Merry Grotemas!: A celebration in honor of the greatest radiofan who ever lived

Between 1937 and roughly 1946 there was only one radio astronomer in the entire world: Grote Reber, an amateur from the Chicago suburbs. Reber was a HAM operator who worked in radio manufacturing. At night, he'd come home and tune into the stars, using a home-built telescope he erected in his backyard in Wheaton. It was the second antenna to be used for astronomy ever, after Karl-freaking-Jansky's. Truly, Reber was one badass Happy Mutant.

Grote Reber died in 2002. He would have been 100 years old today, and reader Bill Higgins has written him a lovely and awe-inspiring tribute. Here's a short excerpt:

[Reber] later wrote: "The astronomers were afraid of it because they didn't know anything about radio. The radio people weren't interested because it was so faint it didn't even constitute an interference. Nobody was going to do anything. So, all right, if nobody was going to do anything, maybe I should do something."

He designed and built a 31-foot dish in his yard– the largest parabolic antenna in the world, pivoting on a Model-T rear axle. Wheaton had never seen anything like it. Neighbors were mystified by the bizarre device.
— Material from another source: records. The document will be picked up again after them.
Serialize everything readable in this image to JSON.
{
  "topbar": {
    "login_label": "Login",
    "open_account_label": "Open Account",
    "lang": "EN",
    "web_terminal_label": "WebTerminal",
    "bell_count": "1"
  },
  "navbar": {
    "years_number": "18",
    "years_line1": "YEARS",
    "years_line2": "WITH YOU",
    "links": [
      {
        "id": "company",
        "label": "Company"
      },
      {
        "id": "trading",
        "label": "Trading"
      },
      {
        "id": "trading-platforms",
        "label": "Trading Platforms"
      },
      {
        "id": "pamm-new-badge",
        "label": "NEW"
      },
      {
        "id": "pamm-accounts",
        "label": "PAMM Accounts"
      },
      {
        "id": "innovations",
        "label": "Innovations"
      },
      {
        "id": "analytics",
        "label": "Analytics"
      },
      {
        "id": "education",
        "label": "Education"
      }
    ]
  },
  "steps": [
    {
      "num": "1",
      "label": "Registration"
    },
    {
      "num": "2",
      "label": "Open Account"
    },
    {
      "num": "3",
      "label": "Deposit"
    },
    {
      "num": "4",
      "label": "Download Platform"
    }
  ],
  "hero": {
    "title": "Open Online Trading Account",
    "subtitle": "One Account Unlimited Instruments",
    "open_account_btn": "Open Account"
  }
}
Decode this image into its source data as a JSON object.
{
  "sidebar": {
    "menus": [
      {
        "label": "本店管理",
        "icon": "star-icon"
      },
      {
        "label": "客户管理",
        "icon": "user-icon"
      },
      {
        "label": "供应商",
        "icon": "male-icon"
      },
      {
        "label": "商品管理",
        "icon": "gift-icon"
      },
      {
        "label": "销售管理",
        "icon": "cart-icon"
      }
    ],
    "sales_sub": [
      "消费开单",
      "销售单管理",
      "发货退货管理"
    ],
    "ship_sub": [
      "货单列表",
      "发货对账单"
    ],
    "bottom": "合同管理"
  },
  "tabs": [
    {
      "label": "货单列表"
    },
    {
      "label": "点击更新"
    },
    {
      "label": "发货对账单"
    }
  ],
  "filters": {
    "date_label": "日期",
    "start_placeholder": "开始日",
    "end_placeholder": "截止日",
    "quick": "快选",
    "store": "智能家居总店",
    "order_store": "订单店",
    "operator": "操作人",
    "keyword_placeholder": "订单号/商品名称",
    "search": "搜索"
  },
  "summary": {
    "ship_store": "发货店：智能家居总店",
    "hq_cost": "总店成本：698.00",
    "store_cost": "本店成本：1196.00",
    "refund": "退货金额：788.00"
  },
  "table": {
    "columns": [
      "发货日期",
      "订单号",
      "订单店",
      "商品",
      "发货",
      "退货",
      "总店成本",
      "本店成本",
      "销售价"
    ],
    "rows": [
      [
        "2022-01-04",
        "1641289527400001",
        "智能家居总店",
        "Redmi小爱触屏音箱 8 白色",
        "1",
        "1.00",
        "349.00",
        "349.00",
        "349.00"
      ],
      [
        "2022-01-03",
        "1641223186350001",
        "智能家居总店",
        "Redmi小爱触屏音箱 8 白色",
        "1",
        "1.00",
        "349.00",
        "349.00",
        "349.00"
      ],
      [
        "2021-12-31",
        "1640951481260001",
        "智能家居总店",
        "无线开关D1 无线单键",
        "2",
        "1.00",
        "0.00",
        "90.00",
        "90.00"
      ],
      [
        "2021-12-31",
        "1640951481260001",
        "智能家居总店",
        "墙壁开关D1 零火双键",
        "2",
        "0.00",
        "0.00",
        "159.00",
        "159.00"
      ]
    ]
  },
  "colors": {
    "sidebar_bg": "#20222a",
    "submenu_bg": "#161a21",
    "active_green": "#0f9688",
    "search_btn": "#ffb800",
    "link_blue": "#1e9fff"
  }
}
Astronomer and historian Woodruff Sullivan wrote: "One can imagine the reaction of the townsfolk as the machine rose some 50 feet into the air behind the house at 212 West Seminary Avenue– perhaps akin to those of Noah's neighbors when he started on the Ark."

But they got used to it. Children climbed on it, rhubarb grew beneath it, and Reber's mom hung wet laundry on it.

Reber built and tested receivers sensitive enough to pick up the "noise" Jansky had detected at 20 megahertz. Over months, he swept the sky listening for emissions at 3300 MHz, expecting stronger signals at higher frequency. He detected nothing. He built a 900 MHz receiver, and spent more months listening. Nothing. He built a 160 MHz receiver. At last, he began to detect "cosmic static."

In 1940, he published his first results. He continued to sweep the sky, and by 1944 could publish a map of the radio sky.

Via Bill Higgins on Submiterator